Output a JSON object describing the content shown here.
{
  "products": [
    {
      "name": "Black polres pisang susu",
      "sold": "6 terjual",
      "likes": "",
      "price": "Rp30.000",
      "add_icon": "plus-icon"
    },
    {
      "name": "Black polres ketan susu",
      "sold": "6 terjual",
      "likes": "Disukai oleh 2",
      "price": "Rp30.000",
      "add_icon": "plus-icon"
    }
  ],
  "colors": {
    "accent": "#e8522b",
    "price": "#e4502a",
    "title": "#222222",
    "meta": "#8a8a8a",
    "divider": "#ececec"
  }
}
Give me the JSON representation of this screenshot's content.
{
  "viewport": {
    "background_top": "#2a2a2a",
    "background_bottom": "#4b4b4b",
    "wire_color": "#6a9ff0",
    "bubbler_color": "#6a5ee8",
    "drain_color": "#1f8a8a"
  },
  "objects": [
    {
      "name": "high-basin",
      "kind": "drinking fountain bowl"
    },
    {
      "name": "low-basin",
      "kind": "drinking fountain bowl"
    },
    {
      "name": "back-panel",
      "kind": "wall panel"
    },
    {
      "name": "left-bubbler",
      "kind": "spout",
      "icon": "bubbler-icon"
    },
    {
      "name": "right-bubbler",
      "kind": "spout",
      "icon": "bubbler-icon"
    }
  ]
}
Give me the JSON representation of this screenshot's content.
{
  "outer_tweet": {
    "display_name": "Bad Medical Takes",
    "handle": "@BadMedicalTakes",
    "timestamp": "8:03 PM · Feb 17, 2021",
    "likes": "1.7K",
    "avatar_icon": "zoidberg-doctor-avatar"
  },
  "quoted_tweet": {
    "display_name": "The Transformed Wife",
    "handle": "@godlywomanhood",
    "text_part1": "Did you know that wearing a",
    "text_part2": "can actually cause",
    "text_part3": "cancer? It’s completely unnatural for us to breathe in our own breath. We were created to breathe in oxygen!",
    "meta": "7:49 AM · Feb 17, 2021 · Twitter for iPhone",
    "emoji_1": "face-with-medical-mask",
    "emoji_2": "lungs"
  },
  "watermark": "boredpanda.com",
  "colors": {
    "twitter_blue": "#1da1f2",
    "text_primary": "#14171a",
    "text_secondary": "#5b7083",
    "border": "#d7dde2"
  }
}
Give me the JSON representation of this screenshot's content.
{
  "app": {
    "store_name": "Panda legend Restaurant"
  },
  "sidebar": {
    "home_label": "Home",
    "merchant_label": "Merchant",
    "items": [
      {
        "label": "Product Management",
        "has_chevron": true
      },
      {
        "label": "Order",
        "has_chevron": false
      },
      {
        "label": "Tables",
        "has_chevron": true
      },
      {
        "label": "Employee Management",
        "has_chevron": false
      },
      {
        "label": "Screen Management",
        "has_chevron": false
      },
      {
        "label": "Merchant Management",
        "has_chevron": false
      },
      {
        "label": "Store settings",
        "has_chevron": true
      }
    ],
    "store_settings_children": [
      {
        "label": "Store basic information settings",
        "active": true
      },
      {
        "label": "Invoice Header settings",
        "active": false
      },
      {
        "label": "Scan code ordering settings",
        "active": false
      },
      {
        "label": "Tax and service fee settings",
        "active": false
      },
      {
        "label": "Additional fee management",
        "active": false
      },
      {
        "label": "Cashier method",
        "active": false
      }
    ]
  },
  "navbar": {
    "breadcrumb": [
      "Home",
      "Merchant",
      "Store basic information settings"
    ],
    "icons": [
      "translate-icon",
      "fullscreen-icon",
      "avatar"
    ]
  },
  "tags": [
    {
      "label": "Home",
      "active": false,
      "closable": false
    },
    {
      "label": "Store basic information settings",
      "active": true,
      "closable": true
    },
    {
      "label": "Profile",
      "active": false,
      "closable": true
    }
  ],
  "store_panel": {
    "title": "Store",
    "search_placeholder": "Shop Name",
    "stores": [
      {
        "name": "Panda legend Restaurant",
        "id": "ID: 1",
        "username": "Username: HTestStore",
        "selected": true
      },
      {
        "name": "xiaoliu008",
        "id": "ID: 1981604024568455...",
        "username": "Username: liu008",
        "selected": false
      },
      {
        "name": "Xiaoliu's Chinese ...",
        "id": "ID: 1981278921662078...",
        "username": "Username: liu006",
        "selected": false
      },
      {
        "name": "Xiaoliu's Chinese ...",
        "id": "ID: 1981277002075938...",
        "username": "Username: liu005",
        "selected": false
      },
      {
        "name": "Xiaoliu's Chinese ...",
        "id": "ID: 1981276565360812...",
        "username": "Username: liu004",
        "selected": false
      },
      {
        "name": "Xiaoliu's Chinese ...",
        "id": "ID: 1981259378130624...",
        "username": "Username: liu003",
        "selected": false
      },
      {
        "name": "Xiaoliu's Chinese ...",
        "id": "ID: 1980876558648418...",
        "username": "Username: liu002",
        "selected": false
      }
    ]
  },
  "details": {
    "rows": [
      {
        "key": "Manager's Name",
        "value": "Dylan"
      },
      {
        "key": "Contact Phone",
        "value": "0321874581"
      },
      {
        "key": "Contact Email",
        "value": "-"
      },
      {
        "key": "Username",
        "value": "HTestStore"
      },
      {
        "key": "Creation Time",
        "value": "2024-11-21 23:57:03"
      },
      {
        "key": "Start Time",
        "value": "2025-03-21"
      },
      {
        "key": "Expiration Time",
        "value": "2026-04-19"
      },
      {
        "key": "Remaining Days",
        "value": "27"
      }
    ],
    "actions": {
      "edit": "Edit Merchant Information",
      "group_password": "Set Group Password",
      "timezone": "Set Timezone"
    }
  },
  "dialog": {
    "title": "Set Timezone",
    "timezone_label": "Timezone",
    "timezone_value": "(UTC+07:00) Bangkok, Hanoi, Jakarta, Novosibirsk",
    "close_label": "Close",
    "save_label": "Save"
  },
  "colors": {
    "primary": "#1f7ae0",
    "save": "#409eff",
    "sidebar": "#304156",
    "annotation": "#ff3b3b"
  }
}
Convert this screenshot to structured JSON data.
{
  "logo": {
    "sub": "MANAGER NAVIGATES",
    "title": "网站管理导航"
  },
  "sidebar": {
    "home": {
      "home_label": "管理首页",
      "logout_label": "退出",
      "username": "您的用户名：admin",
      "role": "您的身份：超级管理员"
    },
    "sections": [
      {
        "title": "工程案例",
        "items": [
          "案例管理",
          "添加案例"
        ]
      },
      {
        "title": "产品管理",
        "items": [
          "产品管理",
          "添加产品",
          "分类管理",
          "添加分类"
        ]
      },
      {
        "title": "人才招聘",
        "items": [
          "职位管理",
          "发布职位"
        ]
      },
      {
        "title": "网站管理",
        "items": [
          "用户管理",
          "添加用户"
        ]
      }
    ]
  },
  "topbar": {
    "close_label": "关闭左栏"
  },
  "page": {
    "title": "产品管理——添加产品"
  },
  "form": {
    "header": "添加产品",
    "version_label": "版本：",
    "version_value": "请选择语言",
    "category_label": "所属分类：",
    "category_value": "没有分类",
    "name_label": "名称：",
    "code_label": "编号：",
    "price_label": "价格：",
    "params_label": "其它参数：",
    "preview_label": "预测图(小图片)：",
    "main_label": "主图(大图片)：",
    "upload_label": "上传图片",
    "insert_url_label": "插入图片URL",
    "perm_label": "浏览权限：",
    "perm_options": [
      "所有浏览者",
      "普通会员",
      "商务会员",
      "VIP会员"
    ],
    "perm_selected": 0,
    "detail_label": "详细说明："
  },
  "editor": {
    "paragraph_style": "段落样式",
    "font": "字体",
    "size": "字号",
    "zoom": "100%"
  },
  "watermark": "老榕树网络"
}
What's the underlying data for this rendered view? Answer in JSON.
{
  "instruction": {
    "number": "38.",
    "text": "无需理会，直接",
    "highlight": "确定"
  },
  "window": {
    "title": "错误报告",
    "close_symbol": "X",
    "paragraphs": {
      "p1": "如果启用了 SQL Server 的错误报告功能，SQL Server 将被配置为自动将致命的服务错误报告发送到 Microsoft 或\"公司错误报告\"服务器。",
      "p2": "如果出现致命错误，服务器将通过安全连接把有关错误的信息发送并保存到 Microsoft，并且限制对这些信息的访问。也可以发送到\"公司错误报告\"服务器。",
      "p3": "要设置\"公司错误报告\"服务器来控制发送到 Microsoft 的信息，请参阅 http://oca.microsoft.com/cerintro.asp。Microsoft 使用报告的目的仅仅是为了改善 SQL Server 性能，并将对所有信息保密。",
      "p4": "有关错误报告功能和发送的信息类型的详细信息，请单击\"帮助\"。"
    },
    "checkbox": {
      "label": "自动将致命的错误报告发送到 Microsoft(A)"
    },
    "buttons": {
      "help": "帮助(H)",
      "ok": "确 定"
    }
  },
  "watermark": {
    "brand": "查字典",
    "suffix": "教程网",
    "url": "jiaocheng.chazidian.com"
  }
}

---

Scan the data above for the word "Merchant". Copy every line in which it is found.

• Expected output
    "merchant_label": "Merchant",
        "label": "Merchant Management",
      "Merchant",
      "edit": "Edit Merchant Information",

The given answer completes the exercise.